Last night I watched an amazing movie. It was amazing because of its depth, its beauty, the fact that it reflects so many values that I try to embody within my own life, and because it incorporated so many facets of ideas that I have touched upon or written about. It is a movie starring the always incredible Robin Williams, and it is entitled Patch Adams. The Dark Enchanter recommended it to me, for which I thank him.
Patch Adams is a movie based on a true story, that of a doctor whom I did not know existed, but whom I love all the same. It beautifully depicts what it means to connect with people, to really see them, to appreciate them and help them in any way possible, through any means possible. Hunter "Patch" Adams understands that giving is in and of itself a form of receiving. At one point of his life suicidal, Adams realizes that giving to others and helping others grants meaning to his life, and with that understanding, determines that he will enroll in medical school and become a doctor. The only problem is, medical school is not a place designed to teach such as he.
Brilliant, compelling, creative and original, Adams marks a firm distinction between the disease and the patient. Throughout the movie, doctors assess diseases, and refer to patients as "Beds"- there's a case in Bed 6, and symptoms and diseases are all that matter. Patch is very careful to inquire as to the patient's name, to try to fulfill their wishes and fantasies, to allow for laughter in the hospital and in the ward. The curative power of laughter is stressed above all things, as is the belief in a vision that is so grand, glorious and outright beautiful that one feels truly connected to this man who dares to flout convention in the search of a greater good.
Patch listens to people. He talks to them. He wishes them a good day; he thrives on their laughter. He understands how deeply people need to connect, that they need to feel as though they matter, and not simply their disease. He acts the clown, transforming bedpans and medical tools into modes and methods of entertainment. It is his imagination that transforms them- he does not need any particularly special items; he merely needs to act and think. He compels his friends to join him in his quest to treat and help others, despite their initial hesitation. He is a driving force.
And then he faces failure, as he must. This is failure that could destroy him; his vision, in which he believed so much, comes crashing down in an instant. The woman he loves above all else is taken from him, and why? She had wanted to help a patient, and that patient, being unstable, murdered her. "I killed her. I taught her the medicine that killed her." Patch grieves, and this is depicted particularly movingly when he argues with God, claiming that God ought to have created the world with compassion. He wants to give up, and will, until he sees a butterfly, his personal connection with the woman who has left him. She has symbolically come back to him and he perseveres.
The movie is filled with ridiculous antics, including the wonderful stealing of hospital supplies with a live man pretending to be a cadaver (he is covered with a sheet, under which are all the supplies), an interesting welcome for gynecologists, clowning around and many different forms of entertainment! Huzzah for non-conformists with passion.

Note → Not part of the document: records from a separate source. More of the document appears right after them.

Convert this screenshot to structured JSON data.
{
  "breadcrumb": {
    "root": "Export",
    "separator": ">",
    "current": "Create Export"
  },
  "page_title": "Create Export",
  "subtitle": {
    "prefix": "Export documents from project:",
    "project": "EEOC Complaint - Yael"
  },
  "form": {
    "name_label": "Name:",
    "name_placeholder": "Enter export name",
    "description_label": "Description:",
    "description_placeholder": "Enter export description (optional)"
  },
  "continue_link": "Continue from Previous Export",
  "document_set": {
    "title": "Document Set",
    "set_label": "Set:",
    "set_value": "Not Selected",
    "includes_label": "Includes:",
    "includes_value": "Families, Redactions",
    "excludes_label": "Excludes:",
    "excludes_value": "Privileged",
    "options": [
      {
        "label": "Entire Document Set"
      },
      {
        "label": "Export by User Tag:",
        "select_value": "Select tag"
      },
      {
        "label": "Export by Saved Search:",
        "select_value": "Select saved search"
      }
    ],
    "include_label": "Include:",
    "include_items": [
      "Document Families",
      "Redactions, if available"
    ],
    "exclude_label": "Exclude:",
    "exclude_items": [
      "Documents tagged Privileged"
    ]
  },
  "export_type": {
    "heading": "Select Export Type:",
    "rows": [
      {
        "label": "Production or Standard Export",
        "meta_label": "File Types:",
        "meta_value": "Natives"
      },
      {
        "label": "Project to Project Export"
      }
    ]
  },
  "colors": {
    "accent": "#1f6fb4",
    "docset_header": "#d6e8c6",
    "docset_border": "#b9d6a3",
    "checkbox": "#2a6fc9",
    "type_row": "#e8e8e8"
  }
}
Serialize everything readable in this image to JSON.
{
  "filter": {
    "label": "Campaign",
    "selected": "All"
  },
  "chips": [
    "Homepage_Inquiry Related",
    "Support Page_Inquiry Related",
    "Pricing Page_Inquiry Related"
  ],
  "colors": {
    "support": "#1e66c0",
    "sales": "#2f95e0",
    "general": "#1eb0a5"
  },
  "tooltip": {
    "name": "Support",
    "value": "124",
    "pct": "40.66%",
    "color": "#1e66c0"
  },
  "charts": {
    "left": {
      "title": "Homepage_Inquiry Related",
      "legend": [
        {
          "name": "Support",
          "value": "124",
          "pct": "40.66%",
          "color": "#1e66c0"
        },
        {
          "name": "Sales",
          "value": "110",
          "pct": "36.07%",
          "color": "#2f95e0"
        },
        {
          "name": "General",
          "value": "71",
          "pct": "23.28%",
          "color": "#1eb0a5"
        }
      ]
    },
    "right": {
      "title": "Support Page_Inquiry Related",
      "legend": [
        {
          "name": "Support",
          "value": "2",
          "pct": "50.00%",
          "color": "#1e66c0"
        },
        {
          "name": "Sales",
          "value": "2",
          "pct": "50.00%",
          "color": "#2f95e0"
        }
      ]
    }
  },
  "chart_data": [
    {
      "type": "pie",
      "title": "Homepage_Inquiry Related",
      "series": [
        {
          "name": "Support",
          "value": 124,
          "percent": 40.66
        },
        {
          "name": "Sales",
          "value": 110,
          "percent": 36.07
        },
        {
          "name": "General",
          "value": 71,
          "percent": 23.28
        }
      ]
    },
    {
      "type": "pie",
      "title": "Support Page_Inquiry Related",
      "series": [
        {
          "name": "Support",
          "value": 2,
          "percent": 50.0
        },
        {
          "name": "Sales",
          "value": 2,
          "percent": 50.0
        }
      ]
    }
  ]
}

The final scene is beyond incredible; you can watch it from 2:20 onward here (alternatively, watch the whole movie!) I love this speech.
All the ideas proposed by Dr. Patch Adams are ideas that I have intuitively come to on my own- having fun, spreading joy, healing through laughter, talking to strangers and seeing what they have to say, what bothers or hurts them and how they can be helped- and it is all so simple! I heard about a program for Medical Clowns that one can enroll in if they are in Israel (and I have a friend who did it)- this is something that I would love to do; does anyone know whether there are programs to become Medical Clowns in the USA? God knows if there's anyone in the world who should do this it should be me; I love wearing costumes, I dress up all the time, and this was precisely the function I served when I visited nursing homes in Chicago- only I didn't know it had been originated with this particular individual. It's interesting that one can follow in a tradition one never knew existed.
To learn more about Patch Adams, check out his website here!
Hurrah for the clowns, the dreamers, the people who say hello to strangers and who take joy in every minute of their lives! Hurrah for Patch Adams, and for you, and for me!